Three: INSPECT THE GADGETS. Part of what makes Steampunk appealing is all the fun gadgets. You'll have to decide who makes the gadgets, why, and when they started coming about. Also, make sure to research what was available to tinkers during the Victorian era. If you incorporate something that was not available in that time period, you'll have to explain why it's there in this alternate history. Keep in mind that part of the punk ideology is a strong DIY mentality, so it might be beneficial to have a couple of tinkers or engineers in your punk group, and it might be necessary to let your imagination run wild. If you can't churn out tons of fantastical things to play with, then you may want just one crazy piece of technology that your MC is working on (like a time machine or a weather balloon or something), and have everything else be normal.
Four: NOT ALL PUNKS ARE ROCKERS. Remember that your punks can run the gamut between just being a little off-color to blatantly wanting to bomb parliament. All people are different, some more extreme than others. Keep that in mind when deciding just how punky you want your punks. You could have something as simple as a cooky old codger who tinkers in his basement, to an avaunt garde aristocratic explorer, to a surly airship pirate, to an alchemist who's into pyrotechnics. The beauty of Steampunk is that your MCs don't have to be the "punks." What we need to understand as writers is that there are always bystanders in any world. The hero doesn't always have to be the guy with the ball-peen hammer or the airship. Watson anyone? And even if they are, these characters are people too! They have other aspects to their lives than just repairing clockwork soldiers or hijacking the Empire's latest dirigible. You could write about an airship pirate who doesn't go anywhere near an airship for the duration of the story; or your character can be someone who has never experienced the punks until one fateful day when XYZ happens; or they can be someone who is watching the "punks" from afar. Whatever you choose, just make sure that your punks know what they want and aren't afraid to fight for it!

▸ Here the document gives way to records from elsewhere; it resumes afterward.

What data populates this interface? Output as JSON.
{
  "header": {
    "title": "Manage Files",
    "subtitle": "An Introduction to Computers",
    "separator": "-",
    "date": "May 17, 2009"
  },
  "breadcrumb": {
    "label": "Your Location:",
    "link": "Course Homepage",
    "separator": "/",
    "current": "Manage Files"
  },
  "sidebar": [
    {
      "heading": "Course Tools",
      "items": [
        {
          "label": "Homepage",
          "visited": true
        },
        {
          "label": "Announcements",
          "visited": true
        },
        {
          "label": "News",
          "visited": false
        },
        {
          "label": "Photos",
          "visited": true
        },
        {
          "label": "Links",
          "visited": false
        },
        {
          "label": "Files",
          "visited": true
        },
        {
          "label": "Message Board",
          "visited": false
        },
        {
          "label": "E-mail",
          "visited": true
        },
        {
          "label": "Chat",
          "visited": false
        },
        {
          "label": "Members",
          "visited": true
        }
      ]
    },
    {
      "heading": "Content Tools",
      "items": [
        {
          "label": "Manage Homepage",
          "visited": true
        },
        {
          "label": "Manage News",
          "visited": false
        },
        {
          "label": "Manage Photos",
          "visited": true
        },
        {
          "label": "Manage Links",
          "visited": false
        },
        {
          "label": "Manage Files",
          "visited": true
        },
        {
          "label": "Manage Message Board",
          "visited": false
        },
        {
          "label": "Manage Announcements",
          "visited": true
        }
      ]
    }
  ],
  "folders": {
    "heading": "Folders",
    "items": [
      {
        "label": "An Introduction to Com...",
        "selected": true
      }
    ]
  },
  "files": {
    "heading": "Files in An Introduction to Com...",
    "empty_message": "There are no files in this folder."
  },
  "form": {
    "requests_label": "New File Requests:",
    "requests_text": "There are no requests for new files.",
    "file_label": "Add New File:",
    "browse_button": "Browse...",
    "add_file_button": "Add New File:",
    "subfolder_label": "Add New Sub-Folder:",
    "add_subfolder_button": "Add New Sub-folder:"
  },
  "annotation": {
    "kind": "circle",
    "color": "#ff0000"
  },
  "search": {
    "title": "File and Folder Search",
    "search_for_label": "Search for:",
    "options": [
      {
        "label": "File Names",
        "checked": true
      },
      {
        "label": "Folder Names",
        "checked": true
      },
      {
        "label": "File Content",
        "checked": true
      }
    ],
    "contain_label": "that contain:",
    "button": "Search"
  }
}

Five: HAVE FUN.
I hope that helps? Have a Happy Thanksgiving everyone!